Baltimore Orioles: MLB steps in it during their own moment
The Baltimore Orioles have seen their share of bad calls, both over the years and in 2019. We’ve also seen our share of that in the ongoing World Series, last night being no exception. I’m not going to explain what happened in the seventh inning, because I’m going to assume that most fans saw it or are aware of it at this point. If you aren’t, google it – you’ll find it!
Here’s my take; if you really want to go by the letter of the rule, the base runner’s foot was inside the first base line. So again by the true letter of the rule perhaps it was correct. However it was really borderline in the sense that it was close. Does MLB really want to make that close of a call in an elimination game in THE WORLD SERIES?
To make matters worse, it appeared that the umpires went to review the situation via instant replay. This on a play that isn’t reviewable to begin with. However according to the umpiring crew, they were never reviewing the play. They were looking for a rules clarification. Yet, once they got off the radios one of them signaled OUT.
And that might be the most incriminating part of this. If the play was never under review why would they need to reaffirm the call? End of the day, I think home plate umpire Sam Holbrooke knew that he made a mistake. And at the end of the day, it wasn’t one that could be covered up.
The Houston pitcher retired the first batter after this fiasco. He then proceeded to surrender a two-run homer. Pitchers are conditioned to be in the moment among other things. So when delays happen, it does affect them. That four to five minute delay in essence froze the Houston pitcher. Thus both teams should have a beef with the situation.

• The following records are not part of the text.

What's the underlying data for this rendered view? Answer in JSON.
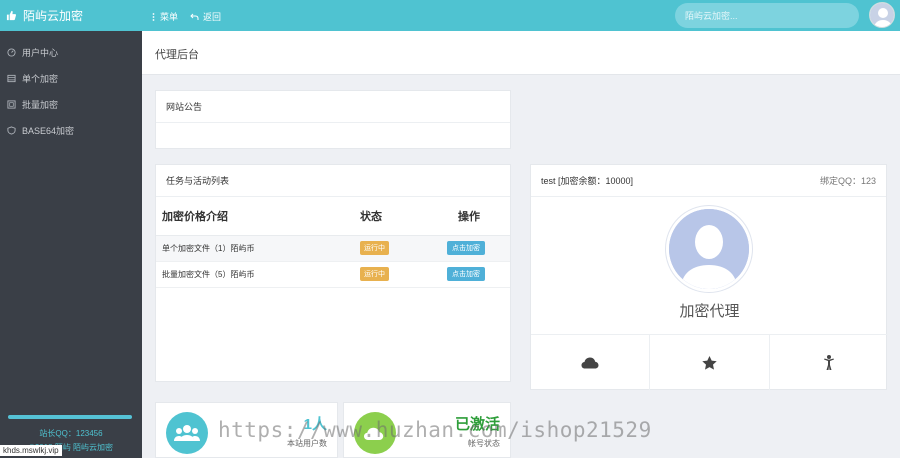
{
  "sidebar": {
    "brand": "陌屿云加密",
    "items": [
      {
        "label": "用户中心",
        "icon": "gauge-icon"
      },
      {
        "label": "单个加密",
        "icon": "list-icon"
      },
      {
        "label": "批量加密",
        "icon": "grid-icon"
      },
      {
        "label": "BASE64加密",
        "icon": "shield-icon"
      }
    ],
    "qq": "站长QQ：123456",
    "copyright": "©2018 陌屿 陌屿云加密",
    "url": "khds.mswlkj.vip"
  },
  "header": {
    "menu_label": "菜单",
    "back_label": "返回",
    "search_placeholder": "陌屿云加密..."
  },
  "page": {
    "title": "代理后台"
  },
  "notice": {
    "title": "网站公告"
  },
  "tasks": {
    "title": "任务与活动列表",
    "columns": [
      "加密价格介绍",
      "状态",
      "操作"
    ],
    "rows": [
      {
        "desc": "单个加密文件（1）陌屿币",
        "status": "运行中",
        "action": "点击加密"
      },
      {
        "desc": "批量加密文件（5）陌屿币",
        "status": "运行中",
        "action": "点击加密"
      }
    ]
  },
  "profile": {
    "user": "test [加密余额：10000]",
    "qq": "绑定QQ：123",
    "name": "加密代理"
  },
  "stats": [
    {
      "value": "1人",
      "label": "本站用户数",
      "color": "#4fc3d1"
    },
    {
      "value": "已激活",
      "label": "帐号状态",
      "color": "#2e9e3a"
    }
  ],
  "watermark": "https://www.huzhan.com/ishop21529",
  "colors": {
    "accent": "#4fc3d1",
    "sidebar": "#3a3f47",
    "badge": "#e8b14f",
    "button": "#4fb0d8"
  }
}
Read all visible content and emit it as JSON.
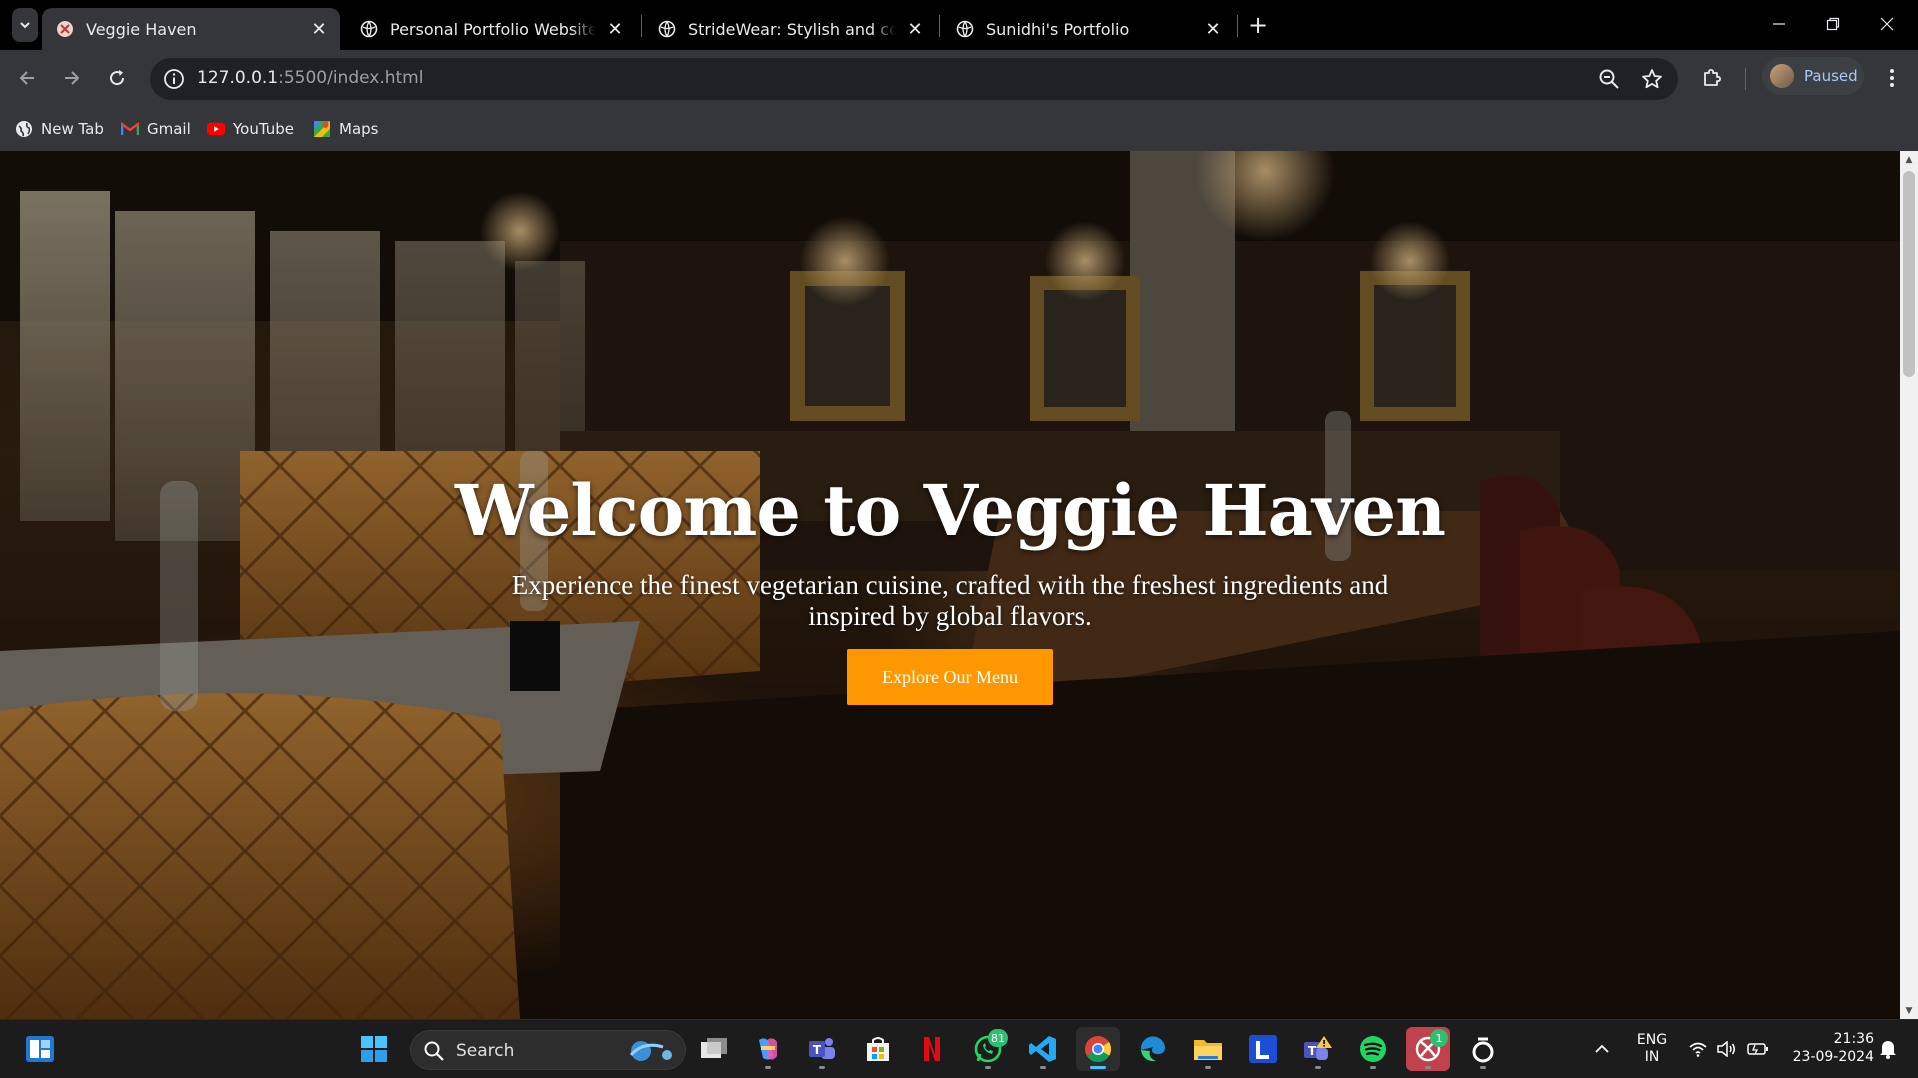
{
  "browser": {
    "tabs": [
      {
        "title": "Veggie Haven",
        "active": true
      },
      {
        "title": "Personal Portfolio Website",
        "active": false
      },
      {
        "title": "StrideWear: Stylish and comfortable",
        "active": false
      },
      {
        "title": "Sunidhi's Portfolio",
        "active": false
      }
    ],
    "url_host": "127.0.0.1",
    "url_rest": ":5500/index.html",
    "profile_status": "Paused",
    "bookmarks": [
      {
        "label": "New Tab",
        "icon": "globe-icon"
      },
      {
        "label": "Gmail",
        "icon": "gmail-icon"
      },
      {
        "label": "YouTube",
        "icon": "youtube-icon"
      },
      {
        "label": "Maps",
        "icon": "maps-icon"
      }
    ]
  },
  "hero": {
    "title": "Welcome to Veggie Haven",
    "subtitle": "Experience the finest vegetarian cuisine, crafted with the freshest ingredients and inspired by global flavors.",
    "button_label": "Explore Our Menu",
    "accent_color": "#ff9800"
  },
  "taskbar": {
    "search_placeholder": "Search",
    "apps": [
      {
        "name": "file-explorer-icon"
      },
      {
        "name": "copilot-icon"
      },
      {
        "name": "teams-icon"
      },
      {
        "name": "microsoft-store-icon"
      },
      {
        "name": "netflix-icon"
      },
      {
        "name": "whatsapp-icon",
        "badge": "81"
      },
      {
        "name": "vscode-icon"
      },
      {
        "name": "chrome-icon",
        "active": true
      },
      {
        "name": "edge-icon"
      },
      {
        "name": "folder-icon"
      },
      {
        "name": "l-app-icon"
      },
      {
        "name": "teams-alert-icon"
      },
      {
        "name": "spotify-icon"
      },
      {
        "name": "xbox-icon",
        "badge": "1"
      },
      {
        "name": "ring-app-icon"
      }
    ],
    "language_top": "ENG",
    "language_bottom": "IN",
    "time": "21:36",
    "date": "23-09-2024"
  }
}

If I were either manager in tonight’s game seven, I’d make it clear in no uncertain terms that my expectation is that nothing shady will be occurring on behalf of the umpires in the game. And if it does, I’ll be pulling my team off the field. If that sounds draconian, keep in mind that you’d be daring MLB to declare a World Series Champion by forfeit. And it would serve them right.